University of Cambridge researchers have found a twin of our young sun. It has a disc of dust around it (shown) that resembles a toddler solar system, suggesting it has similar planets to our own. —> Read More
Hawaii Gov. David Ige announced his support for building the Thirty Meter Telescope on Mauna Kea on Tuesday, saying the project has the right to proceed.
“I do not doubt that they did more than any previous telescope project to be a good neighbor,” he said during a press conference at the Capitol.
Protests against the planned observatory on Mauna Kea, which is considered a sacred mountain by many Native Hawaiians, forced construction to come to a standstill last month after dozens of people were arrested blocking construction vehicles.
While he said the TMT has the right to proceed, Ige announced that he is asking the University of Hawaii to legally promise that this is the last area on Mauna Kea where a telescope could be built, as well as decommission at least one-fourth of the telescopes on the mountain by the time the TMT is built.
He will create a new Mauna Kea Cultural Council to advise the state Department of Land and Natural Resources and review all leases and lease renewals. He said support for the TMT will not be a prerequisite for serving on the council.
Ige also wants UH to return over 10,000 acres to the DLNR that aren’t being used for the observatories, and to substantially reduce its lease extension request.
“The University of Hawaii must do a better job in its stewardship of the mountain,” he said, adding that the state has in many ways failed Mauna Kea.
He said the university must be forthright in accepting the need to do a better job, as well as re-starting the environmental impact assessment for its application for a lease extension, including a full cultural impact analysis.

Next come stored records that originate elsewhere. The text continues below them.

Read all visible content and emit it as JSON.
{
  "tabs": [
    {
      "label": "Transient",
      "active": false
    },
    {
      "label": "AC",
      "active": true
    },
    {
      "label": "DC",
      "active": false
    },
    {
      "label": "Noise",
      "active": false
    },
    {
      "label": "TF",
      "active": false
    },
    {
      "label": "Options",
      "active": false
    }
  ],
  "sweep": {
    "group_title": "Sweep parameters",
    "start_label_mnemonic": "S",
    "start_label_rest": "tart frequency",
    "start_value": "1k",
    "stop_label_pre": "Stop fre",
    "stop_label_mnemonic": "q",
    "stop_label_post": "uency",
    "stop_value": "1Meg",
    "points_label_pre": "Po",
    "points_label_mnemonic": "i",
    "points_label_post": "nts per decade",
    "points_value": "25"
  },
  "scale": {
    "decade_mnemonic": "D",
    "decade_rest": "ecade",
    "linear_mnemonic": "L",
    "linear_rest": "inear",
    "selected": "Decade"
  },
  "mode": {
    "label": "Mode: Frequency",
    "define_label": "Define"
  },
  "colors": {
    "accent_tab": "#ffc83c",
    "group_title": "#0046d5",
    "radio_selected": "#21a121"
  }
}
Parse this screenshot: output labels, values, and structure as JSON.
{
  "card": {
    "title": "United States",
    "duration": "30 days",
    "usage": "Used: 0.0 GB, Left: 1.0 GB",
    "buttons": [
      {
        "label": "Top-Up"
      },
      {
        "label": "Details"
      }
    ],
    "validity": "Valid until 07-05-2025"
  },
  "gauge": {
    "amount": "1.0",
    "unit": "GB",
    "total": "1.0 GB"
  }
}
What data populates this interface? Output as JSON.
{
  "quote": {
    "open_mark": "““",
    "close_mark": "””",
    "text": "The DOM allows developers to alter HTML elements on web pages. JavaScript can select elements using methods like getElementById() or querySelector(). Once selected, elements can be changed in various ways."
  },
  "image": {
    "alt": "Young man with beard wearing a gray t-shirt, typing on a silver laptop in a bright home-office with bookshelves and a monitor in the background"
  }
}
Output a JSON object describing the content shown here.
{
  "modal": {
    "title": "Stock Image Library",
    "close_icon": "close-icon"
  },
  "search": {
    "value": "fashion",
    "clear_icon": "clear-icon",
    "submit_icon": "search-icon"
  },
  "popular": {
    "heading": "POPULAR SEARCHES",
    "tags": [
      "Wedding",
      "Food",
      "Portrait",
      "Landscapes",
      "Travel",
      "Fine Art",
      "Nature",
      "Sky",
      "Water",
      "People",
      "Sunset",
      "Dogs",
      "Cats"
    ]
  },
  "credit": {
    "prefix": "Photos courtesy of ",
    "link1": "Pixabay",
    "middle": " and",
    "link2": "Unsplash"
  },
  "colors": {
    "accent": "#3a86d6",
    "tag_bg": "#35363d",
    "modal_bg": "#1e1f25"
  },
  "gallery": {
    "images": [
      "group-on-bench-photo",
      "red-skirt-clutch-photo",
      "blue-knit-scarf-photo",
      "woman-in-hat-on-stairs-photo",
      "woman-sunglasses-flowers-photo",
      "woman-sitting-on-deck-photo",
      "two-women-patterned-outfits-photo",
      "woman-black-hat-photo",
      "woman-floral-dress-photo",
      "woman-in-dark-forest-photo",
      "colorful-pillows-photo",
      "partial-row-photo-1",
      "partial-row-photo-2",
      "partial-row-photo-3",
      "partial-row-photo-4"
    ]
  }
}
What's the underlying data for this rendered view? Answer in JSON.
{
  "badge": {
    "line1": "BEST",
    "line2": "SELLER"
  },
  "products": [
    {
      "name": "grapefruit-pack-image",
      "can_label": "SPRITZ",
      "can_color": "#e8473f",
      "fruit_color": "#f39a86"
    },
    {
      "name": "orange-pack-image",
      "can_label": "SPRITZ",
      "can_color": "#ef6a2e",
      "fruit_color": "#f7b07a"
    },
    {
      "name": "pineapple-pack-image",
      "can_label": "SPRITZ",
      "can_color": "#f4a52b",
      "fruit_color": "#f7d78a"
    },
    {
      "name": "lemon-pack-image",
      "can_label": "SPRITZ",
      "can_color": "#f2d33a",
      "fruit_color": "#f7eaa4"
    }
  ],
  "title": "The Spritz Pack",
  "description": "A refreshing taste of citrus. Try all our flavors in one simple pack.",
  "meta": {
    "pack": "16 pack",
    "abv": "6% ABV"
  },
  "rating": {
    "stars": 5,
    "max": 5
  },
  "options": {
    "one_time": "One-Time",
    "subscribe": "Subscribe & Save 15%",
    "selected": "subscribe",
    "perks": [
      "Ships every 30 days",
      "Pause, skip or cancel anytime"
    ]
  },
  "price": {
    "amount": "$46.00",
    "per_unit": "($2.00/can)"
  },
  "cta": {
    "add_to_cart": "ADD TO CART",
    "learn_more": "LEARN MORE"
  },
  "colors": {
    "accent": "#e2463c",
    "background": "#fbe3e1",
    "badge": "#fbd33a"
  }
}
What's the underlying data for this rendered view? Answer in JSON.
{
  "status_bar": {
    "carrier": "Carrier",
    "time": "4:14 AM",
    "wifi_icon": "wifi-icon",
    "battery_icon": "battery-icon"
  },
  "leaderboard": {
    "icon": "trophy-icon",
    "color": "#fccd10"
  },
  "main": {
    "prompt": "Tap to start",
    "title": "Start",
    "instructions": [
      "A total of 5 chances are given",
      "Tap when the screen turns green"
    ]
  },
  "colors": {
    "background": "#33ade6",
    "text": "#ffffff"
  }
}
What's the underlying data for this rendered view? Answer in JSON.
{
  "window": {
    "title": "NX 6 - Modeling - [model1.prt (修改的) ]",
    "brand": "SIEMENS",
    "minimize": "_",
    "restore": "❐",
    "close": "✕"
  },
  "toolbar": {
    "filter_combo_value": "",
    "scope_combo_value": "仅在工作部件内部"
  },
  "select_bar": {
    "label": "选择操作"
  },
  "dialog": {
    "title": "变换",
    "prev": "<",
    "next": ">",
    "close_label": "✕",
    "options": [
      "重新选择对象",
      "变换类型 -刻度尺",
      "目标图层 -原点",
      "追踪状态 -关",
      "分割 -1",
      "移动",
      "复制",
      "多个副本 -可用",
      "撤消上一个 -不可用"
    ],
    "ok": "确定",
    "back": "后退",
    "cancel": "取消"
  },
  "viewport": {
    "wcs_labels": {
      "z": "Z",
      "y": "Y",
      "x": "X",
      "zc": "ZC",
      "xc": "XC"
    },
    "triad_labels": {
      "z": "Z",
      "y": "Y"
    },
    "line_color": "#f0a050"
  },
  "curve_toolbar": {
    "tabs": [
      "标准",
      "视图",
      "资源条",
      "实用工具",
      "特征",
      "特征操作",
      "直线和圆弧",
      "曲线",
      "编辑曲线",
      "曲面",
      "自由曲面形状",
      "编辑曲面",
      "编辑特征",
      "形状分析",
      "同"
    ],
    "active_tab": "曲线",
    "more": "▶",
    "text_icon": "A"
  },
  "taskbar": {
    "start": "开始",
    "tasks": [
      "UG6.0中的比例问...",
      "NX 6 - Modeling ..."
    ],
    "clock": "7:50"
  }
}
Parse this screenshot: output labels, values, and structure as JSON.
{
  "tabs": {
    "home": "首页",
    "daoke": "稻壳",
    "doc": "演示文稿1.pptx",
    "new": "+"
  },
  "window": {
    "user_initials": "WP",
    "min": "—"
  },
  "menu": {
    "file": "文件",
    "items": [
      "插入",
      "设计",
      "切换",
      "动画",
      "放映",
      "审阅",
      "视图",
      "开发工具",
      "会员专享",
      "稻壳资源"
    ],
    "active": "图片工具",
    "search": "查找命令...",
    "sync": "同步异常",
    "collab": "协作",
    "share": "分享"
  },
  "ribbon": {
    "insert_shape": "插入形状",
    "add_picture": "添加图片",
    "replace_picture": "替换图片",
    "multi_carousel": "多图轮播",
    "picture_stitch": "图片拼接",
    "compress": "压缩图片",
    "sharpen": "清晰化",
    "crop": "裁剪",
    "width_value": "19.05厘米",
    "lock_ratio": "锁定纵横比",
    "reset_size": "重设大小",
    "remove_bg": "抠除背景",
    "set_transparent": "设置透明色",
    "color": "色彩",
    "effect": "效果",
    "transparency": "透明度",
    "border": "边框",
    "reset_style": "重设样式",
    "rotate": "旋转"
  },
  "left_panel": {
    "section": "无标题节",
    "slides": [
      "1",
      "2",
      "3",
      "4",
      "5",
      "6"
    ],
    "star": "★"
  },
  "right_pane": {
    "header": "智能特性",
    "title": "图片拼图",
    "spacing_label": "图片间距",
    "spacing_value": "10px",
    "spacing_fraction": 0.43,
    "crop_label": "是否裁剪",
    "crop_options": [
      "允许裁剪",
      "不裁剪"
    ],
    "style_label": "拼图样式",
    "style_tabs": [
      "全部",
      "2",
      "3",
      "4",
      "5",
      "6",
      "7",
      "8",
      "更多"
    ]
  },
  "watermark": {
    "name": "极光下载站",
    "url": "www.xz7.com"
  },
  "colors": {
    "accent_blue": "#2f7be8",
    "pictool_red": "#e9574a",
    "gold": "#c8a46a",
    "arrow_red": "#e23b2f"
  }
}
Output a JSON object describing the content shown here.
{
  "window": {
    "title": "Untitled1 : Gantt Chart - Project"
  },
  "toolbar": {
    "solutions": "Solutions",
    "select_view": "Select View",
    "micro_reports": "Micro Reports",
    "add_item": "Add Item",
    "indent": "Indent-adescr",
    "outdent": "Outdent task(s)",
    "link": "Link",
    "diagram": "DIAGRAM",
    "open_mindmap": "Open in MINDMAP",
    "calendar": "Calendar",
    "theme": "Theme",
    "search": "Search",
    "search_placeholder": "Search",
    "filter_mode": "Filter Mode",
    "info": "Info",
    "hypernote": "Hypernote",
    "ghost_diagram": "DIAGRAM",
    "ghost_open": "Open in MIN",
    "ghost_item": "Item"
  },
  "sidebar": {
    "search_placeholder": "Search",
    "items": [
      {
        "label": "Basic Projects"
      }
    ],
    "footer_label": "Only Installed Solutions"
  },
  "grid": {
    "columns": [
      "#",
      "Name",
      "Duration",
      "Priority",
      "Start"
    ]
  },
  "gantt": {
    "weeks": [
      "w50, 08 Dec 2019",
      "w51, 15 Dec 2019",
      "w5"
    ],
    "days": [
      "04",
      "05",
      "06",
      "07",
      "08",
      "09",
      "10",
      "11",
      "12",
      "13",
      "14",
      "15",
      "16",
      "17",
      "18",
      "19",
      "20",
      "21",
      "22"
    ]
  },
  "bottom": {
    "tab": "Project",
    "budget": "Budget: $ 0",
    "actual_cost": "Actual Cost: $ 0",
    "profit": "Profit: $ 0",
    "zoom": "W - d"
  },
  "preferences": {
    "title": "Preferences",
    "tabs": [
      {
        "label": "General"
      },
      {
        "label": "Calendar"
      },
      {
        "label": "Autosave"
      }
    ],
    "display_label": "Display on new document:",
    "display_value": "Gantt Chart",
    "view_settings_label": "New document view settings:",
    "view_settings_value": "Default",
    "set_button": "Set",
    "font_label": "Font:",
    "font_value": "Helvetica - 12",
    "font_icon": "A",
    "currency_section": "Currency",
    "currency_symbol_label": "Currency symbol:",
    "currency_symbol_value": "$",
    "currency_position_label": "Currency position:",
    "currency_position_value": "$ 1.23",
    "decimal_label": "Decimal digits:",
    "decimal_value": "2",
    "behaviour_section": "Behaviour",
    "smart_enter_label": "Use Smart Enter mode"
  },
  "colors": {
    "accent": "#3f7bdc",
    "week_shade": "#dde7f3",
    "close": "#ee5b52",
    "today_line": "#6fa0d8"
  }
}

The governor said that the pursuit of science on the mountain has gotten in the way of the cultural experience, and the state —> Read More